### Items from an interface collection
[Start of Attachment]
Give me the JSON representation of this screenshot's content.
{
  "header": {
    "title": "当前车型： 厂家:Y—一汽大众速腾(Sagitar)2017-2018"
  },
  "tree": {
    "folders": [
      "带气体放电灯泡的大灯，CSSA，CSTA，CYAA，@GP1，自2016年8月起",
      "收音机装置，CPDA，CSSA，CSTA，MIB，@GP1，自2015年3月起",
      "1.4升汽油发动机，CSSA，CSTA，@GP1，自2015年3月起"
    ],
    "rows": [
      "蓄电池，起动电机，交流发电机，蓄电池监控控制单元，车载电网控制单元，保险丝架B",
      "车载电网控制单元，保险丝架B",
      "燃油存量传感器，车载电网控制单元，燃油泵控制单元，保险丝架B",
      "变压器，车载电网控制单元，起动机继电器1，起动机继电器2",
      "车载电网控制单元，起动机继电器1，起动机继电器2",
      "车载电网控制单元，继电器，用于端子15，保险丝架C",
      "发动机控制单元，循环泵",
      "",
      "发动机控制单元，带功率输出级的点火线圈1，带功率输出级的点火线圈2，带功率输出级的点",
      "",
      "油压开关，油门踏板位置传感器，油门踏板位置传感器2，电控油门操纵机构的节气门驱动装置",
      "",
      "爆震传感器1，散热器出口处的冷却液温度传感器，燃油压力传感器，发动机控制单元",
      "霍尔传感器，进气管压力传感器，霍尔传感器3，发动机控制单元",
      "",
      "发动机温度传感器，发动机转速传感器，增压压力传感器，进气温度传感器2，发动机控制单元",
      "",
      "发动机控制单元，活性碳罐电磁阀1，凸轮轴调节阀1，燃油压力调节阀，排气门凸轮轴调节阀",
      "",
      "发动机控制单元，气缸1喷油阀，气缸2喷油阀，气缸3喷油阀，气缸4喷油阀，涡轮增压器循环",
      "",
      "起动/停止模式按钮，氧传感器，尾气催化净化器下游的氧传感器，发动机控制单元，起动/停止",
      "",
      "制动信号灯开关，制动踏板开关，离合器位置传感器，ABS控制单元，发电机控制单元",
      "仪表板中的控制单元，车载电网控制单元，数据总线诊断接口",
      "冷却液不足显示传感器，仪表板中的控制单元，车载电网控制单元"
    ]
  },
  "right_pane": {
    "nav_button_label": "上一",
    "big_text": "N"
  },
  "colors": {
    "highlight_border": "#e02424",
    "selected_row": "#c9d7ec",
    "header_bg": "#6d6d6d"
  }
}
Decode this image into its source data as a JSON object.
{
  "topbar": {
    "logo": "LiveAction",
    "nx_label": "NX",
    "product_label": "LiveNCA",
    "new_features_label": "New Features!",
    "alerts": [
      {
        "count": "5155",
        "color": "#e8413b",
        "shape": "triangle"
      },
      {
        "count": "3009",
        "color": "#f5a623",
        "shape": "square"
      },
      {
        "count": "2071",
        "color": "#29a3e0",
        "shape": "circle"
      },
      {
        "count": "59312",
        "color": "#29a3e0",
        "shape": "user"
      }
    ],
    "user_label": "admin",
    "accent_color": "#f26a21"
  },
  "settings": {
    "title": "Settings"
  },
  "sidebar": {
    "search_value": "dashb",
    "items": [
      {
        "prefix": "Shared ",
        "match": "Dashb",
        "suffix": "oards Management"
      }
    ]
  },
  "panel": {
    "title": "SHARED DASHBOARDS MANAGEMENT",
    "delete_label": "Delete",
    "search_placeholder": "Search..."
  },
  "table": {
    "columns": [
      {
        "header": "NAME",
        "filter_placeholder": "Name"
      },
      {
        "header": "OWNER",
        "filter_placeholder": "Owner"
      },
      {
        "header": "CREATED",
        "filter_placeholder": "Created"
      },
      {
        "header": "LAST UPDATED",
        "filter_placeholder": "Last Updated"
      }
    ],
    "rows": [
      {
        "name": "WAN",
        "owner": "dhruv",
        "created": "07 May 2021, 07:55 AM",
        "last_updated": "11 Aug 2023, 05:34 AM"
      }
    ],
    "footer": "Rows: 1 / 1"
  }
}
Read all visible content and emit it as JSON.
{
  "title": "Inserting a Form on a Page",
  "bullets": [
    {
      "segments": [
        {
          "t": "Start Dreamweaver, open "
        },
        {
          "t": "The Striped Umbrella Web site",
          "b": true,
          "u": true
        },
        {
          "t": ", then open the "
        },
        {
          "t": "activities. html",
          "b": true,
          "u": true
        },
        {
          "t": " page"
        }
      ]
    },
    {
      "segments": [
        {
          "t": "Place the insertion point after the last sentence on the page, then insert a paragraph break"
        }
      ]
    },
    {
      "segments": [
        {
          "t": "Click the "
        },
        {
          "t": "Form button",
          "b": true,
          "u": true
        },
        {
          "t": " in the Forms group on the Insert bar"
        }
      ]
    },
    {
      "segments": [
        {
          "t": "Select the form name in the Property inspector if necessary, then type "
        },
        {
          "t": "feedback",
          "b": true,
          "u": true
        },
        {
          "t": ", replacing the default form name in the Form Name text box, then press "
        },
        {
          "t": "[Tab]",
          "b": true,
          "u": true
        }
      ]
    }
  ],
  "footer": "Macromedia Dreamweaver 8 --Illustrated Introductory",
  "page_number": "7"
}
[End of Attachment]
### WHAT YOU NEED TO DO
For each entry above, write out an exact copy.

### ANSWER FOR THE TASK
Give me the JSON representation of this screenshot's content.
{
  "header": {
    "title": "当前车型： 厂家:Y—一汽大众速腾(Sagitar)2017-2018"
  },
  "tree": {
    "folders": [
      "带气体放电灯泡的大灯，CSSA，CSTA，CYAA，@GP1，自2016年8月起",
      "收音机装置，CPDA，CSSA，CSTA，MIB，@GP1，自2015年3月起",
      "1.4升汽油发动机，CSSA，CSTA，@GP1，自2015年3月起"
    ],
    "rows": [
      "蓄电池，起动电机，交流发电机，蓄电池监控控制单元，车载电网控制单元，保险丝架B",
      "车载电网控制单元，保险丝架B",
      "燃油存量传感器，车载电网控制单元，燃油泵控制单元，保险丝架B",
      "变压器，车载电网控制单元，起动机继电器1，起动机继电器2",
      "车载电网控制单元，起动机继电器1，起动机继电器2",
      "车载电网控制单元，继电器，用于端子15，保险丝架C",
      "发动机控制单元，循环泵",
      "",
      "发动机控制单元，带功率输出级的点火线圈1，带功率输出级的点火线圈2，带功率输出级的点",
      "",
      "油压开关，油门踏板位置传感器，油门踏板位置传感器2，电控油门操纵机构的节气门驱动装置",
      "",
      "爆震传感器1，散热器出口处的冷却液温度传感器，燃油压力传感器，发动机控制单元",
      "霍尔传感器，进气管压力传感器，霍尔传感器3，发动机控制单元",
      "",
      "发动机温度传感器，发动机转速传感器，增压压力传感器，进气温度传感器2，发动机控制单元",
      "",
      "发动机控制单元，活性碳罐电磁阀1，凸轮轴调节阀1，燃油压力调节阀，排气门凸轮轴调节阀",
      "",
      "发动机控制单元，气缸1喷油阀，气缸2喷油阀，气缸3喷油阀，气缸4喷油阀，涡轮增压器循环",
      "",
      "起动/停止模式按钮，氧传感器，尾气催化净化器下游的氧传感器，发动机控制单元，起动/停止",
      "",
      "制动信号灯开关，制动踏板开关，离合器位置传感器，ABS控制单元，发电机控制单元",
      "仪表板中的控制单元，车载电网控制单元，数据总线诊断接口",
      "冷却液不足显示传感器，仪表板中的控制单元，车载电网控制单元"
    ]
  },
  "right_pane": {
    "nav_button_label": "上一",
    "big_text": "N"
  },
  "colors": {
    "highlight_border": "#e02424",
    "selected_row": "#c9d7ec",
    "header_bg": "#6d6d6d"
  }
}
Decode this image into its source data as a JSON object.
{
  "topbar": {
    "logo": "LiveAction",
    "nx_label": "NX",
    "product_label": "LiveNCA",
    "new_features_label": "New Features!",
    "alerts": [
      {
        "count": "5155",
        "color": "#e8413b",
        "shape": "triangle"
      },
      {
        "count": "3009",
        "color": "#f5a623",
        "shape": "square"
      },
      {
        "count": "2071",
        "color": "#29a3e0",
        "shape": "circle"
      },
      {
        "count": "59312",
        "color": "#29a3e0",
        "shape": "user"
      }
    ],
    "user_label": "admin",
    "accent_color": "#f26a21"
  },
  "settings": {
    "title": "Settings"
  },
  "sidebar": {
    "search_value": "dashb",
    "items": [
      {
        "prefix": "Shared ",
        "match": "Dashb",
        "suffix": "oards Management"
      }
    ]
  },
  "panel": {
    "title": "SHARED DASHBOARDS MANAGEMENT",
    "delete_label": "Delete",
    "search_placeholder": "Search..."
  },
  "table": {
    "columns": [
      {
        "header": "NAME",
        "filter_placeholder": "Name"
      },
      {
        "header": "OWNER",
        "filter_placeholder": "Owner"
      },
      {
        "header": "CREATED",
        "filter_placeholder": "Created"
      },
      {
        "header": "LAST UPDATED",
        "filter_placeholder": "Last Updated"
      }
    ],
    "rows": [
      {
        "name": "WAN",
        "owner": "dhruv",
        "created": "07 May 2021, 07:55 AM",
        "last_updated": "11 Aug 2023, 05:34 AM"
      }
    ],
    "footer": "Rows: 1 / 1"
  }
}
Read all visible content and emit it as JSON.
{
  "title": "Inserting a Form on a Page",
  "bullets": [
    {
      "segments": [
        {
          "t": "Start Dreamweaver, open "
        },
        {
          "t": "The Striped Umbrella Web site",
          "b": true,
          "u": true
        },
        {
          "t": ", then open the "
        },
        {
          "t": "activities. html",
          "b": true,
          "u": true
        },
        {
          "t": " page"
        }
      ]
    },
    {
      "segments": [
        {
          "t": "Place the insertion point after the last sentence on the page, then insert a paragraph break"
        }
      ]
    },
    {
      "segments": [
        {
          "t": "Click the "
        },
        {
          "t": "Form button",
          "b": true,
          "u": true
        },
        {
          "t": " in the Forms group on the Insert bar"
        }
      ]
    },
    {
      "segments": [
        {
          "t": "Select the form name in the Property inspector if necessary, then type "
        },
        {
          "t": "feedback",
          "b": true,
          "u": true
        },
        {
          "t": ", replacing the default form name in the Form Name text box, then press "
        },
        {
          "t": "[Tab]",
          "b": true,
          "u": true
        }
      ]
    }
  ],
  "footer": "Macromedia Dreamweaver 8 --Illustrated Introductory",
  "page_number": "7"
}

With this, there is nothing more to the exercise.